"Arrangements are being made for the return of the couple to South Africa."
He said South Africa's ambassador to Somalia, Ndumiso Ntshinga, was in contact with the couple.
Armed pirates hijacked the yacht Choizil in October 2010 as it was about to enter the Mozambique Channel south of the Tanzanian port city of Dar es Salaam.
The sea bandits rerouted the boat north to Somalia where a French warship began tracking it because it was sailing suspiciously close to the coastline.
After attempts to contact the yacht failed, the warship launched a boarding team which came under fire from the yacht.
The Choizil ran aground and pirates took Pelizzari and Calitz ashore, but the captain refused to leave and was later rescued.
The pirate gang initially demanded $10-million (about R82-million) from the pair's families.
The ransom demand dropped as low as $500000 (about R4.1-million) in March last year, according to a blog set up to highlight their plight, but was raised again as negotiations stumbled.
Somali pirates continue to threaten vital shipping lanes in the Gulf of Aden and Indian Ocean.
More than 20 years of war and famine have worsened prospects for Somalis, adding to the appeal for many young men of crime on the high seas.
Last year, the pirates raked in more than $150-million (R1.2-billion) in ransoms.
Weeks after the South African couple were abducted, pirates released British couple Paul and Rachel Chandler who had been kidnapped in 2009 sailing off the Seychelles.
Somali pirates still hold at least 10 vessels and about 200 crew members of different nationalities as hostages.

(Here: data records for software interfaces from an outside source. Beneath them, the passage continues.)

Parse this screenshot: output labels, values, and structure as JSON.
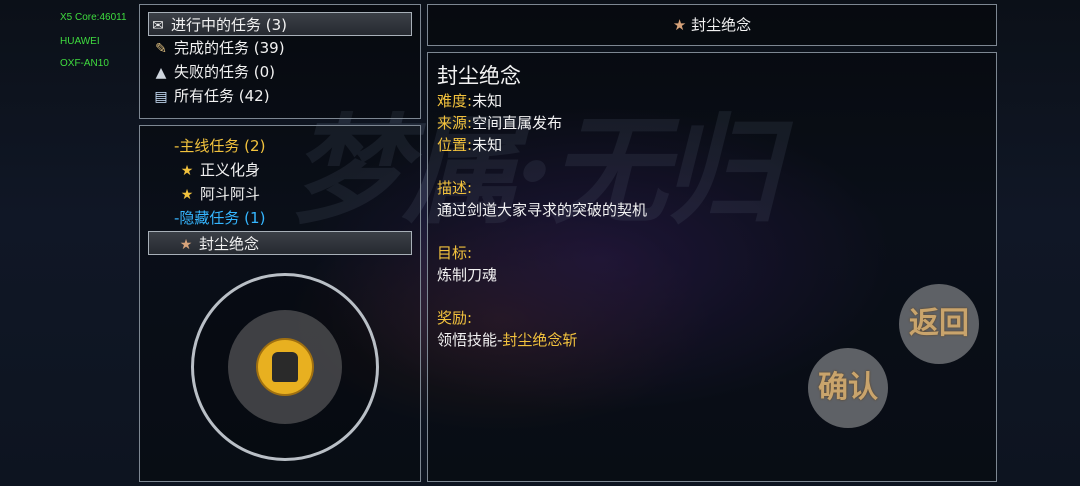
{
  "device": {
    "line1": "X5 Core:46011",
    "line2": "HUAWEI",
    "line3": "OXF-AN10"
  },
  "background_title": "梦属·无归",
  "filters": [
    {
      "label": "进行中的任务 (3)",
      "icon": "scroll-icon",
      "selected": true
    },
    {
      "label": "完成的任务 (39)",
      "icon": "rolled-scroll-icon",
      "selected": false
    },
    {
      "label": "失败的任务 (0)",
      "icon": "flask-icon",
      "selected": false
    },
    {
      "label": "所有任务 (42)",
      "icon": "book-icon",
      "selected": false
    }
  ],
  "quest_tree": {
    "main_group": "-主线任务 (2)",
    "main_items": [
      "正义化身",
      "阿斗阿斗"
    ],
    "hidden_group": "-隐藏任务 (1)",
    "hidden_items": [
      "封尘绝念"
    ]
  },
  "header": {
    "title": "封尘绝念"
  },
  "detail": {
    "title": "封尘绝念",
    "difficulty_label": "难度:",
    "difficulty_value": "未知",
    "source_label": "来源:",
    "source_value": "空间直属发布",
    "location_label": "位置:",
    "location_value": "未知",
    "description_label": "描述:",
    "description_value": "通过剑道大家寻求的突破的契机",
    "objective_label": "目标:",
    "objective_value": "炼制刀魂",
    "reward_label": "奖励:",
    "reward_prefix": "领悟技能-",
    "reward_skill": "封尘绝念斩"
  },
  "buttons": {
    "back": "返回",
    "confirm": "确认"
  },
  "colors": {
    "accent_gold": "#f2c23d",
    "accent_blue": "#35b6ff",
    "device_green": "#3fdc3f"
  }
}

"I call on the pirates to release all other hostages," Somalia's Minister of Defence Hussein Arab Isse said.